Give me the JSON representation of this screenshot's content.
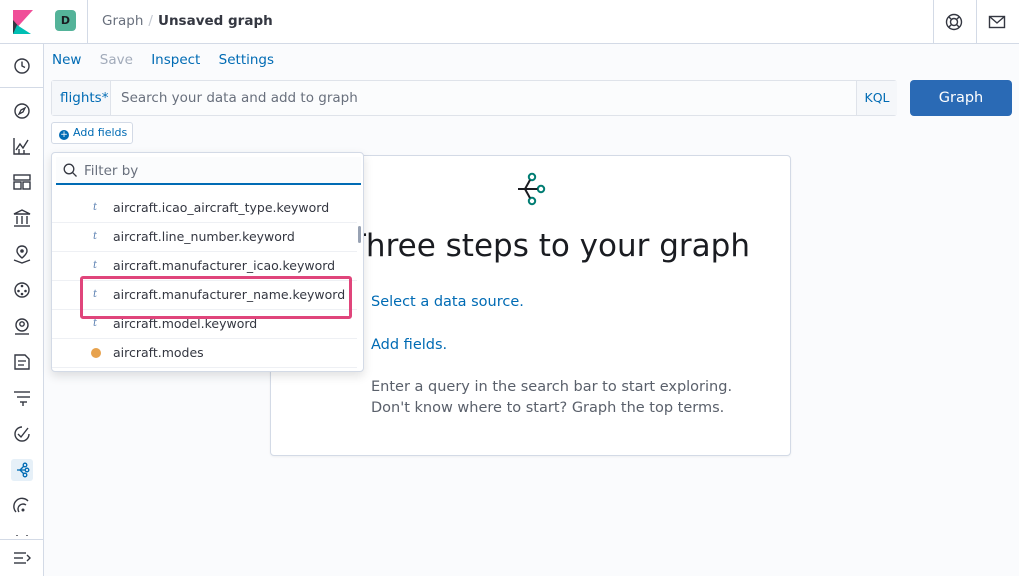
{
  "header": {
    "avatar_letter": "D",
    "breadcrumbs": [
      "Graph",
      "Unsaved graph"
    ],
    "breadcrumb_separator": "/"
  },
  "menu": {
    "new_label": "New",
    "save_label": "Save",
    "inspect_label": "Inspect",
    "settings_label": "Settings"
  },
  "search": {
    "index_label": "flights*",
    "placeholder": "Search your data and add to graph",
    "language_label": "KQL",
    "submit_label": "Graph"
  },
  "add_fields_label": "Add fields",
  "field_picker": {
    "filter_placeholder": "Filter by",
    "fields": [
      {
        "type": "t",
        "name": "aircraft.icao_aircraft_type.keyword"
      },
      {
        "type": "t",
        "name": "aircraft.line_number.keyword"
      },
      {
        "type": "t",
        "name": "aircraft.manufacturer_icao.keyword"
      },
      {
        "type": "t",
        "name": "aircraft.manufacturer_name.keyword"
      },
      {
        "type": "t",
        "name": "aircraft.model.keyword"
      },
      {
        "type": "geo",
        "name": "aircraft.modes"
      }
    ]
  },
  "guidance": {
    "title": "Three steps to your graph",
    "step1": "Select a data source.",
    "step2": "Add fields.",
    "step3_line1": "Enter a query in the search bar to start exploring.",
    "step3_line2": "Don't know where to start? Graph the top terms."
  },
  "colors": {
    "accent": "#006bb4",
    "primary_button": "#2a6ab5",
    "highlight": "#e0457b"
  },
  "icons": {
    "logo": "kibana-logo-icon",
    "help": "help-lifebuoy-icon",
    "mail": "mail-icon"
  }
}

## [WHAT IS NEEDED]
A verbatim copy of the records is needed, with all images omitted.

## [EXERCISE ANSWER]
Give me the JSON representation of this screenshot's content.
{
  "header": {
    "avatar_letter": "D",
    "breadcrumbs": [
      "Graph",
      "Unsaved graph"
    ],
    "breadcrumb_separator": "/"
  },
  "menu": {
    "new_label": "New",
    "save_label": "Save",
    "inspect_label": "Inspect",
    "settings_label": "Settings"
  },
  "search": {
    "index_label": "flights*",
    "placeholder": "Search your data and add to graph",
    "language_label": "KQL",
    "submit_label": "Graph"
  },
  "add_fields_label": "Add fields",
  "field_picker": {
    "filter_placeholder": "Filter by",
    "fields": [
      {
        "type": "t",
        "name": "aircraft.icao_aircraft_type.keyword"
      },
      {
        "type": "t",
        "name": "aircraft.line_number.keyword"
      },
      {
        "type": "t",
        "name": "aircraft.manufacturer_icao.keyword"
      },
      {
        "type": "t",
        "name": "aircraft.manufacturer_name.keyword"
      },
      {
        "type": "t",
        "name": "aircraft.model.keyword"
      },
      {
        "type": "geo",
        "name": "aircraft.modes"
      }
    ]
  },
  "guidance": {
    "title": "Three steps to your graph",
    "step1": "Select a data source.",
    "step2": "Add fields.",
    "step3_line1": "Enter a query in the search bar to start exploring.",
    "step3_line2": "Don't know where to start? Graph the top terms."
  },
  "colors": {
    "accent": "#006bb4",
    "primary_button": "#2a6ab5",
    "highlight": "#e0457b"
  },
  "icons": {
    "logo": "kibana-logo-icon",
    "help": "help-lifebuoy-icon",
    "mail": "mail-icon"
  }
}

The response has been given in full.